and anon she alighted.

So Sir Lavaine brought her in to Sir Launcelot; and
when she saw him lie so sick and pale in his bed she might
not speak, but suddenly she fell to the earth down suddenly
in a swoon, and there she lay a great while.  And when
she was relieved, she shrieked and said:  My lord, Sir
Launcelot, alas why be ye in this plight? and then she
swooned again.  And then Sir Launcelot prayed Sir
Lavaine to take her up:  And bring her to me.  And
when she came to herself Sir Launcelot kissed her, and
said:  Fair maiden, why fare ye thus? ye put me to pain;
wherefore make ye no more such cheer, for an ye be come
to comfort me ye be right welcome; and of this little hurt
that I have I shall be right hastily whole by the grace of
God.  But I marvel, said Sir Launcelot, who told you my
name?  Then the fair maiden told him all how Sir

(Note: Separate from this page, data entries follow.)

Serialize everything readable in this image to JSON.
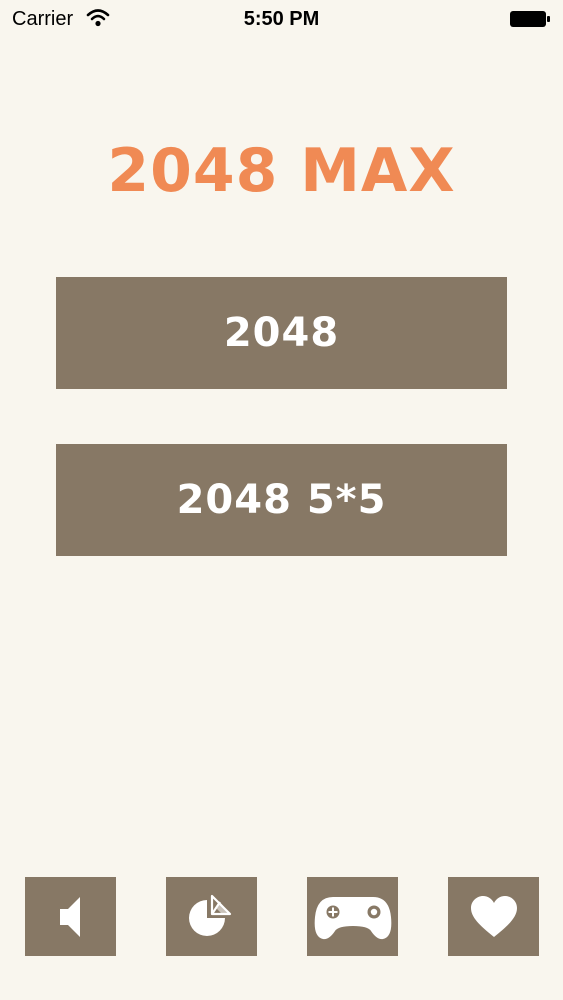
{
  "status_bar": {
    "carrier": "Carrier",
    "time": "5:50 PM"
  },
  "title": "2048 MAX",
  "menu": {
    "classic_label": "2048",
    "five_by_five_label": "2048 5*5"
  },
  "bottom_bar": {
    "icons": [
      "speaker-icon",
      "pie-chart-icon",
      "gamepad-icon",
      "heart-icon"
    ]
  },
  "colors": {
    "background": "#f9f6ee",
    "title": "#f08a54",
    "button": "#877865",
    "button_text": "#ffffff"
  }
}
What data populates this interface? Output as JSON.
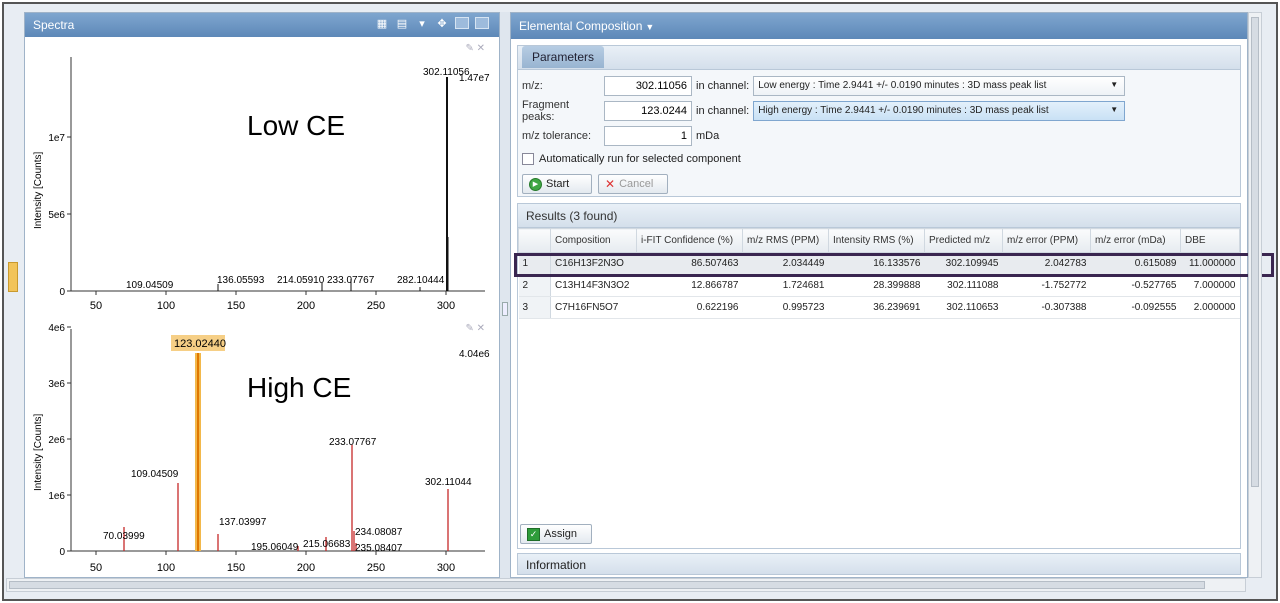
{
  "spectra_panel": {
    "title": "Spectra",
    "top_plot": {
      "label": "Low CE",
      "max_value_label": "1.47e7",
      "y_axis_title": "Intensity [Counts]",
      "y_ticks": [
        "0",
        "5e6",
        "1e7"
      ],
      "x_ticks": [
        "50",
        "100",
        "150",
        "200",
        "250",
        "300"
      ],
      "peak_labels": [
        "109.04509",
        "136.05593",
        "214.05910",
        "233.07767",
        "282.10444",
        "302.11056"
      ]
    },
    "bottom_plot": {
      "label": "High CE",
      "max_value_label": "4.04e6",
      "y_axis_title": "Intensity [Counts]",
      "y_ticks": [
        "0",
        "1e6",
        "2e6",
        "3e6",
        "4e6"
      ],
      "x_ticks": [
        "50",
        "100",
        "150",
        "200",
        "250",
        "300"
      ],
      "highlight_label": "123.02440",
      "peak_labels": [
        "70.03999",
        "109.04509",
        "137.03997",
        "195.06049",
        "215.06683",
        "233.07767",
        "234.08087",
        "235.08407",
        "302.11044"
      ]
    }
  },
  "elemental_composition": {
    "title": "Elemental Composition",
    "parameters": {
      "tab_label": "Parameters",
      "mz_label": "m/z:",
      "mz_value": "302.11056",
      "fragment_label": "Fragment peaks:",
      "fragment_value": "123.0244",
      "channel_label": "in channel:",
      "low_channel": "Low energy : Time 2.9441 +/- 0.0190 minutes : 3D mass peak list",
      "high_channel": "High energy : Time 2.9441 +/- 0.0190 minutes : 3D mass peak list",
      "tolerance_label": "m/z tolerance:",
      "tolerance_value": "1",
      "tolerance_unit": "mDa",
      "auto_run_label": "Automatically run for selected component",
      "start_label": "Start",
      "cancel_label": "Cancel"
    },
    "results": {
      "title": "Results (3 found)",
      "columns": [
        "Composition",
        "i-FIT Confidence (%)",
        "m/z RMS (PPM)",
        "Intensity RMS (%)",
        "Predicted m/z",
        "m/z error (PPM)",
        "m/z error (mDa)",
        "DBE"
      ],
      "rows": [
        {
          "index": "1",
          "composition": "C16H13F2N3O",
          "ifit": "86.507463",
          "mz_rms": "2.034449",
          "int_rms": "16.133576",
          "predicted": "302.109945",
          "err_ppm": "2.042783",
          "err_mda": "0.615089",
          "dbe": "11.000000"
        },
        {
          "index": "2",
          "composition": "C13H14F3N3O2",
          "ifit": "12.866787",
          "mz_rms": "1.724681",
          "int_rms": "28.399888",
          "predicted": "302.111088",
          "err_ppm": "-1.752772",
          "err_mda": "-0.527765",
          "dbe": "7.000000"
        },
        {
          "index": "3",
          "composition": "C7H16FN5O7",
          "ifit": "0.622196",
          "mz_rms": "0.995723",
          "int_rms": "36.239691",
          "predicted": "302.110653",
          "err_ppm": "-0.307388",
          "err_mda": "-0.092555",
          "dbe": "2.000000"
        }
      ],
      "assign_label": "Assign"
    },
    "information_label": "Information"
  }
}
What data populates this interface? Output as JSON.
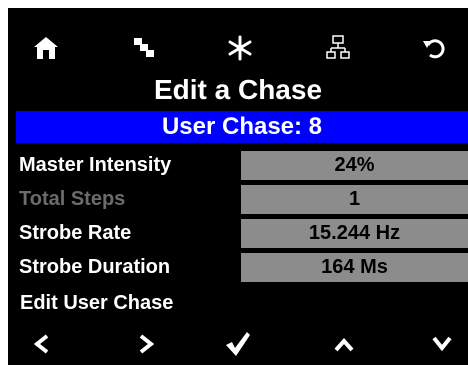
{
  "toolbar": {
    "icons": [
      "home-icon",
      "copy-layers-icon",
      "asterisk-icon",
      "network-icon",
      "undo-icon"
    ]
  },
  "header": {
    "title": "Edit a Chase"
  },
  "banner": {
    "text": "User Chase: 8",
    "color": "#0000ff"
  },
  "fields": [
    {
      "label": "Master Intensity",
      "value": "24%",
      "enabled": true
    },
    {
      "label": "Total Steps",
      "value": "1",
      "enabled": false
    },
    {
      "label": "Strobe Rate",
      "value": "15.244 Hz",
      "enabled": true
    },
    {
      "label": "Strobe Duration",
      "value": "164 Ms",
      "enabled": true
    }
  ],
  "edit_label": "Edit User Chase",
  "nav": {
    "icons": [
      "chevron-left-icon",
      "chevron-right-icon",
      "checkmark-icon",
      "chevron-up-icon",
      "chevron-down-icon"
    ]
  },
  "colors": {
    "background": "#000000",
    "value_box": "#8c8c8c",
    "disabled_text": "#6b6b6b"
  }
}
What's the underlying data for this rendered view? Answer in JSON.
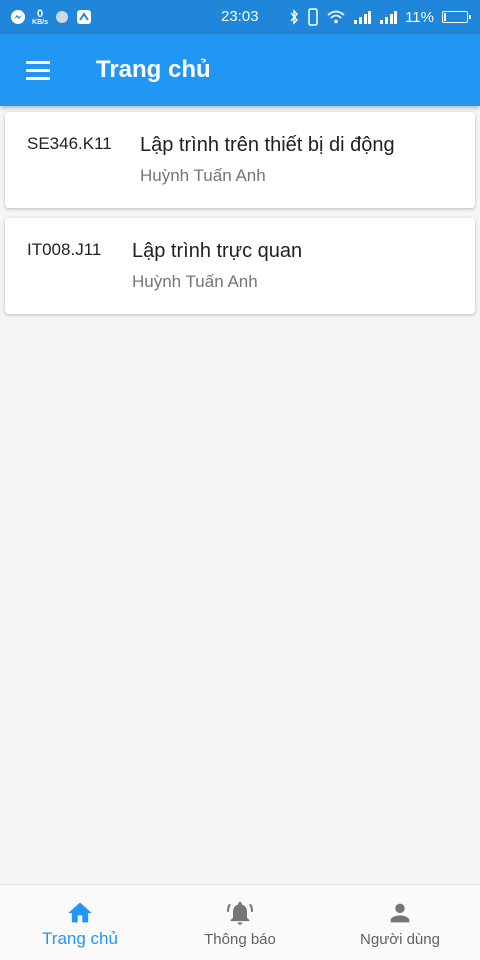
{
  "status_bar": {
    "time": "23:03",
    "speed_value": "0",
    "speed_unit": "KB/s",
    "battery_text": "11%",
    "battery_level": 0.11
  },
  "app_bar": {
    "title": "Trang chủ"
  },
  "courses": [
    {
      "code": "SE346.K11",
      "name": "Lập trình trên thiết bị di động",
      "teacher": "Huỳnh Tuấn Anh"
    },
    {
      "code": "IT008.J11",
      "name": "Lập trình trực quan",
      "teacher": "Huỳnh Tuấn Anh"
    }
  ],
  "bottom_nav": {
    "items": [
      {
        "label": "Trang chủ",
        "icon": "home-icon",
        "active": true
      },
      {
        "label": "Thông báo",
        "icon": "bell-icon",
        "active": false
      },
      {
        "label": "Người dùng",
        "icon": "person-icon",
        "active": false
      }
    ]
  },
  "colors": {
    "status_bar": "#1f86d9",
    "primary": "#2196f3",
    "inactive_nav": "#757575"
  }
}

Gawaine was lodged with her father:  And there by your
shield he discovered your name.  Alas, said Sir Launcelot,
that me repenteth that my name is known, for I am sure
it will turn unto anger.  And then Sir Launcelot compassed
in his mind that Sir Gawaine would tell Queen
Guenever how he bare the red sleeve, and for whom; that
he wist well would turn into great anger.

So this maiden Elaine never went from Sir Launcelot,
but watched him day and night, and did such attendance
to him, that the French book saith there was never woman
did more kindlier for man than she.  Then Sir Launcelot
prayed Sir Lavaine to make aspies in Winchester for Sir
Bors if he came there, and told him by what tokens he
should know him, by a wound in his forehead.  For well
I am sure, said Sir Launcelot, that Sir Bors will seek me,
for he is the same good knight that hurt me.